If you were intrigued by our last post, which touched on a TPM Café discussion between Clay Shirky and danah boyd concerning the nature, essentially, of geekdom, you might enjoy Chapter 1 of Christopher M. Kelty’s Two Bits. As Kelty described at this week’s Berkman Luncheon, the book’s opener is an anthropological essay on geeks. Now, Kelty’s definition focuses on geeks as the technologically innovative tour de force responsible for the Internet (and not on Digital Native geeks), but he does acknowledge the origins of geek subculture:
Until the mid-1990s, hacker, geek, and computer nerd designated a very specific type: programmers and lurkers on relatively underground networks, usually college students, computer scientists, and “amateurs” or “hobbyists.” A classic mock self-diagnostic called the Geek Code, by Robert Hayden, accurately and humorously detailed the various ways in which one could be a geek in 1996—UNIX/ Linux skills, love/hate of Star Trek, particular eating and clothing habits—but as Hayden himself points out, the geeks of the early 1990s exist no longer.
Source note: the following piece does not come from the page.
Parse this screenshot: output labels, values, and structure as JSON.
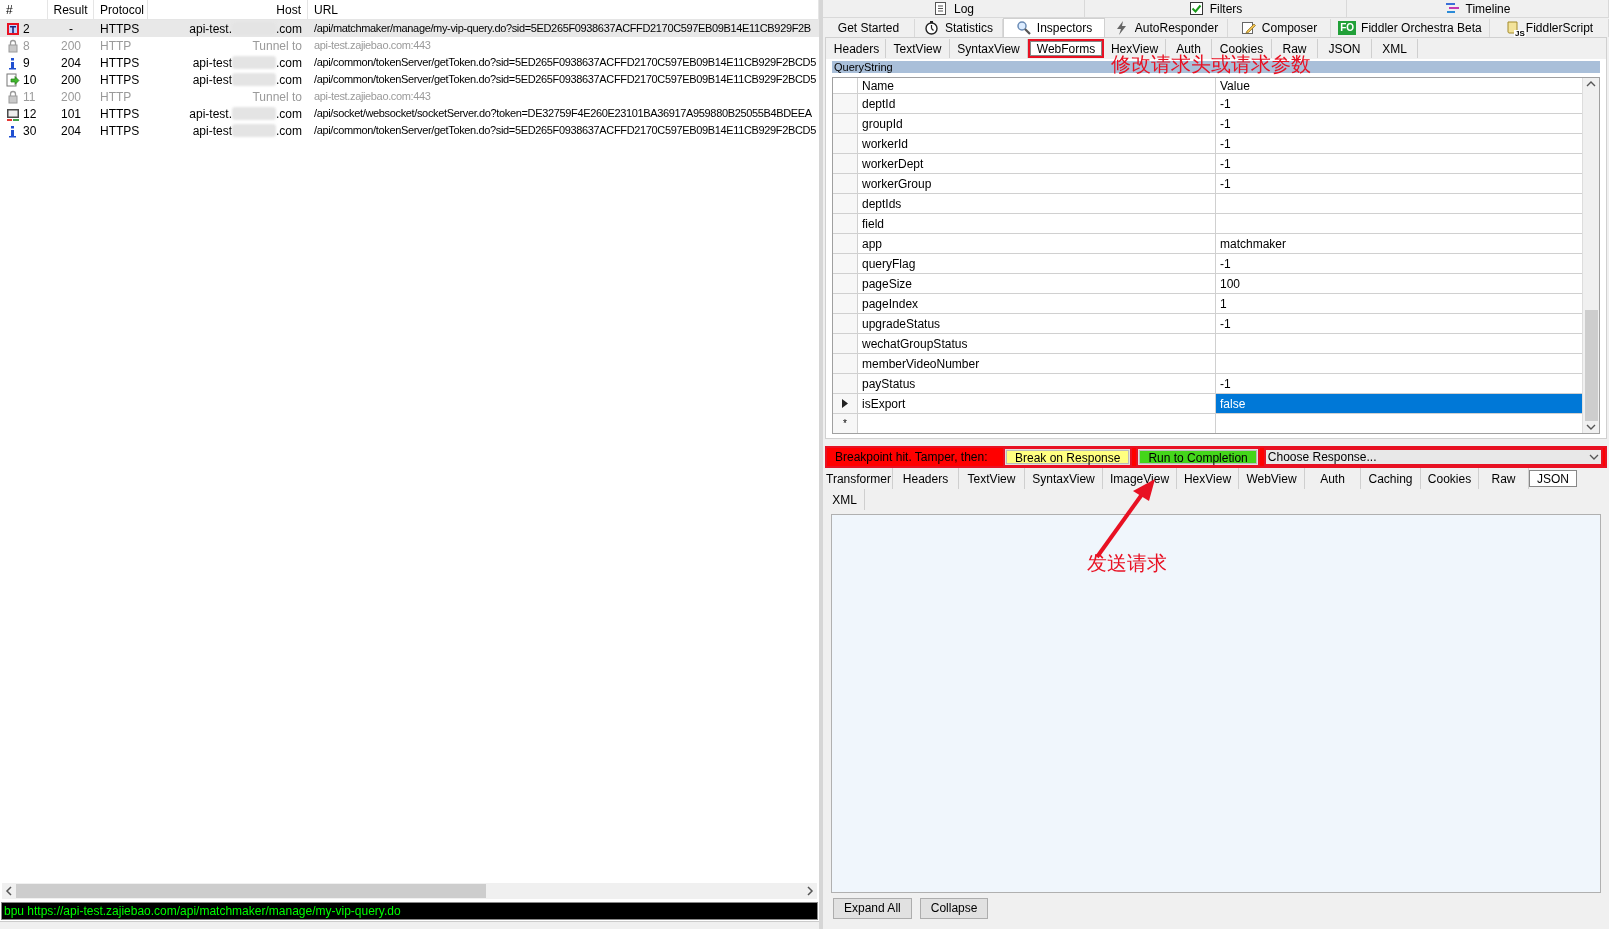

The elite subcultural, relatively homogenous group it once was has been overrun: “The Internet of 1996 was still a wild untamed virgin paradise of geeks and eggheads unpopulated by script kiddies, and the denizens of AOL. When things changed, I seriously lost my way. I mean, all the ‘geek’ that was the Internet was gone and replaced by Xfiles buzzwords and politicians passing laws about a technology they refused to comprehend.”
Check out the rest of the book, which is under a CC Non-Commercial, Attribution, ShareAlike license so you can mix and mash it.